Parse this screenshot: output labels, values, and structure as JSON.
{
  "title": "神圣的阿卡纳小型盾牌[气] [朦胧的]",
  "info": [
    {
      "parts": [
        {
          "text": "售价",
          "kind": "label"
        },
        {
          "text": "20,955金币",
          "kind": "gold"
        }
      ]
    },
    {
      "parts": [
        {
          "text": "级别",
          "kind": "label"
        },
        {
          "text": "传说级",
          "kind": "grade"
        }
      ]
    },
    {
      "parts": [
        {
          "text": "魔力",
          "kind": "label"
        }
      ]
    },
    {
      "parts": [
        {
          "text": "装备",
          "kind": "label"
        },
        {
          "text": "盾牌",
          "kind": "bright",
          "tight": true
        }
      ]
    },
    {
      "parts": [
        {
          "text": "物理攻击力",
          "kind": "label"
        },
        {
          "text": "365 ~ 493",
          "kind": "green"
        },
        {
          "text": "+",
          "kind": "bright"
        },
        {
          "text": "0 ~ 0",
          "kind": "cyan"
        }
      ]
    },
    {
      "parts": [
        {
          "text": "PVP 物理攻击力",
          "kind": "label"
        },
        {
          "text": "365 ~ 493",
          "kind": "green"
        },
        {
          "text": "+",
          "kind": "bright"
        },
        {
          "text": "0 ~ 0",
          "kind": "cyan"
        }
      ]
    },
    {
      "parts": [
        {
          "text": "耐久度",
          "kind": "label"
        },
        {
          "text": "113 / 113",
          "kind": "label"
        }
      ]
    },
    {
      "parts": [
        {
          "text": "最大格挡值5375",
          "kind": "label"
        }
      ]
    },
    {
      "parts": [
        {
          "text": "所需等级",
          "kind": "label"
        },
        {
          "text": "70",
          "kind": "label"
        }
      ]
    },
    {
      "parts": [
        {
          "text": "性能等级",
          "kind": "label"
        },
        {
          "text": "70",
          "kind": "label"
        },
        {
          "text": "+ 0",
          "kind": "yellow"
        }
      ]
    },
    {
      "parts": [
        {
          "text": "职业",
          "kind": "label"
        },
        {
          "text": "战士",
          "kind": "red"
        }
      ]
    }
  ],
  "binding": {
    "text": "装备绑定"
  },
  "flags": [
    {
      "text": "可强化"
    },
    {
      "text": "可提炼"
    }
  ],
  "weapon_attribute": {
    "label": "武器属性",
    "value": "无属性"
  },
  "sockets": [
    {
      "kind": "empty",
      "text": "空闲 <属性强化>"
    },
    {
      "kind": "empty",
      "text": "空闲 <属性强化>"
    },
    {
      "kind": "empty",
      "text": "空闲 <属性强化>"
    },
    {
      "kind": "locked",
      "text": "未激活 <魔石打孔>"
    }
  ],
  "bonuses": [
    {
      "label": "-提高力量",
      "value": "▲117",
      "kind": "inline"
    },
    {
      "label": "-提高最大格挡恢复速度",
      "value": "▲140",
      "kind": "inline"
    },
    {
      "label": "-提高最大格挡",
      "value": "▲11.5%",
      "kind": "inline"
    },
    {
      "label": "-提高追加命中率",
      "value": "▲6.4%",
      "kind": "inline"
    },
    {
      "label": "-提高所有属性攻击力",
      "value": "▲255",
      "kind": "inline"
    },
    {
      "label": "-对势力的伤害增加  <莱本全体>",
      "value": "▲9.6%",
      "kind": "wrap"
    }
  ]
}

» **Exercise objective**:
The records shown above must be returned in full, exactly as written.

» **Response**:
Parse this screenshot: output labels, values, and structure as JSON.
{
  "title": "神圣的阿卡纳小型盾牌[气] [朦胧的]",
  "info": [
    {
      "parts": [
        {
          "text": "售价",
          "kind": "label"
        },
        {
          "text": "20,955金币",
          "kind": "gold"
        }
      ]
    },
    {
      "parts": [
        {
          "text": "级别",
          "kind": "label"
        },
        {
          "text": "传说级",
          "kind": "grade"
        }
      ]
    },
    {
      "parts": [
        {
          "text": "魔力",
          "kind": "label"
        }
      ]
    },
    {
      "parts": [
        {
          "text": "装备",
          "kind": "label"
        },
        {
          "text": "盾牌",
          "kind": "bright",
          "tight": true
        }
      ]
    },
    {
      "parts": [
        {
          "text": "物理攻击力",
          "kind": "label"
        },
        {
          "text": "365 ~ 493",
          "kind": "green"
        },
        {
          "text": "+",
          "kind": "bright"
        },
        {
          "text": "0 ~ 0",
          "kind": "cyan"
        }
      ]
    },
    {
      "parts": [
        {
          "text": "PVP 物理攻击力",
          "kind": "label"
        },
        {
          "text": "365 ~ 493",
          "kind": "green"
        },
        {
          "text": "+",
          "kind": "bright"
        },
        {
          "text": "0 ~ 0",
          "kind": "cyan"
        }
      ]
    },
    {
      "parts": [
        {
          "text": "耐久度",
          "kind": "label"
        },
        {
          "text": "113 / 113",
          "kind": "label"
        }
      ]
    },
    {
      "parts": [
        {
          "text": "最大格挡值5375",
          "kind": "label"
        }
      ]
    },
    {
      "parts": [
        {
          "text": "所需等级",
          "kind": "label"
        },
        {
          "text": "70",
          "kind": "label"
        }
      ]
    },
    {
      "parts": [
        {
          "text": "性能等级",
          "kind": "label"
        },
        {
          "text": "70",
          "kind": "label"
        },
        {
          "text": "+ 0",
          "kind": "yellow"
        }
      ]
    },
    {
      "parts": [
        {
          "text": "职业",
          "kind": "label"
        },
        {
          "text": "战士",
          "kind": "red"
        }
      ]
    }
  ],
  "binding": {
    "text": "装备绑定"
  },
  "flags": [
    {
      "text": "可强化"
    },
    {
      "text": "可提炼"
    }
  ],
  "weapon_attribute": {
    "label": "武器属性",
    "value": "无属性"
  },
  "sockets": [
    {
      "kind": "empty",
      "text": "空闲 <属性强化>"
    },
    {
      "kind": "empty",
      "text": "空闲 <属性强化>"
    },
    {
      "kind": "empty",
      "text": "空闲 <属性强化>"
    },
    {
      "kind": "locked",
      "text": "未激活 <魔石打孔>"
    }
  ],
  "bonuses": [
    {
      "label": "-提高力量",
      "value": "▲117",
      "kind": "inline"
    },
    {
      "label": "-提高最大格挡恢复速度",
      "value": "▲140",
      "kind": "inline"
    },
    {
      "label": "-提高最大格挡",
      "value": "▲11.5%",
      "kind": "inline"
    },
    {
      "label": "-提高追加命中率",
      "value": "▲6.4%",
      "kind": "inline"
    },
    {
      "label": "-提高所有属性攻击力",
      "value": "▲255",
      "kind": "inline"
    },
    {
      "label": "-对势力的伤害增加  <莱本全体>",
      "value": "▲9.6%",
      "kind": "wrap"
    }
  ]
}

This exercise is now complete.